7. Check out the diners and dives. It is an isolated region due to the ruggedness of the terrain; however, a few diners exist within five miles of the park’s entrance. We found a local pizza-sandwich house with excellent pizzas. You will also want to buy a pork sandwich from Bob's Dairyland. It is thinly sliced pork seasoned with a slightly sweet-tangy bbq sauce. The flavor and tenderness of the meat is definitely worth the drive.
8. Stop at the store before setting up camp. The closest large discount store (Wal-Mart) is 20 or so minutes away making it impractical to run there very often. Swing through on the way to the park, because there are enough trails to keep you busy all day.

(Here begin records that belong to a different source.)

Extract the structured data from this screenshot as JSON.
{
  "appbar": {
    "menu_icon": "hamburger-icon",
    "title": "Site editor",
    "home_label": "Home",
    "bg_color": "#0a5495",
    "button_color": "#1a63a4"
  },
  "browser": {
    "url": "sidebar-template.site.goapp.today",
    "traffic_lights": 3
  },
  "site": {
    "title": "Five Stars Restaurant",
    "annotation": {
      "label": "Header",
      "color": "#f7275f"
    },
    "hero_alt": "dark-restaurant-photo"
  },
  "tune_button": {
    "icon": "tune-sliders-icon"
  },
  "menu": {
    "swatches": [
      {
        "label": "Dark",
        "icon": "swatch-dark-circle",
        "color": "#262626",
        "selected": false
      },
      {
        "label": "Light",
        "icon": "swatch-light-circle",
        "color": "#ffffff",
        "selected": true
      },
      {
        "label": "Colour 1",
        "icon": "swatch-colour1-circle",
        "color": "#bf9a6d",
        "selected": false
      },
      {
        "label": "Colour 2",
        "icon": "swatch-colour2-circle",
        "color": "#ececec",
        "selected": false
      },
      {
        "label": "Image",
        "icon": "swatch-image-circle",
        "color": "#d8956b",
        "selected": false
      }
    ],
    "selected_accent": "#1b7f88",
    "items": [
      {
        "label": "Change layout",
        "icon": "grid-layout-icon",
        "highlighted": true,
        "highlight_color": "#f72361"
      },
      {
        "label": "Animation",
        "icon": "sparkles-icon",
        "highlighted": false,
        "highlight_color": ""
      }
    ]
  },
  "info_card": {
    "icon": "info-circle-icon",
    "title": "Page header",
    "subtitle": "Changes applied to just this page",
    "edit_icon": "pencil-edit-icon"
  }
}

9. Beware of wildlife. As a hiker from southwest Ohio, I do not normally worry about wildlife. In Ohio I am accustomed to seeing deer, wild turkeys and an occasional groundhog or non-venomous snake. Because of this I often let my dog off-leash since the wildlife will not harm her. In the Roan region, though, there are bears – and even inside the state park, campers are advised to store food in sealed containers. Poisonous snakes also exist, presumably just off the trail. One local hiker advised to place my dog back on the trail due to the possibility of poisonous snakes.
On our April excursion, we did not see either, even though it was an unseasonably pleasant 70-degree day. Take warnings seriously about bears or venomous snakes.
10. Consider fishing. Besides the beauty of the terrain, the local flora, the hiking trails, and the access point to the Appalachian Trail, another reason the park is popular is it provides excellent fishing opportunities (permit required). As the state park’s website notes, “The Doe River is cool enough year-round to be home to three species of trout. Native brook trout, as well as rainbow and brown trout, are stocked regularly.” Although I have not fished for trout since my youth, I know from personnel experience that they are a thrill to ‘pull in.’
The park is enticing enough for my wife and I that we went twice in 2018. We will return next year, too. Although, it was a little cool (at night) in April when we camped, it was not uncomfortable. June was 'picture perfect' weather, and the views are simply spectacular. We now would like to visit in the fall.
This content is accurate and true to the best of the author’s knowledge and is not meant to substitute for formal and individualized advice from a qualified professional.
Charlie Claywell (author) on January 15, 2020:
No, just a flowing creek.
Teena Miltenberger on January 15, 2020:
R there waterfalls near the RV campers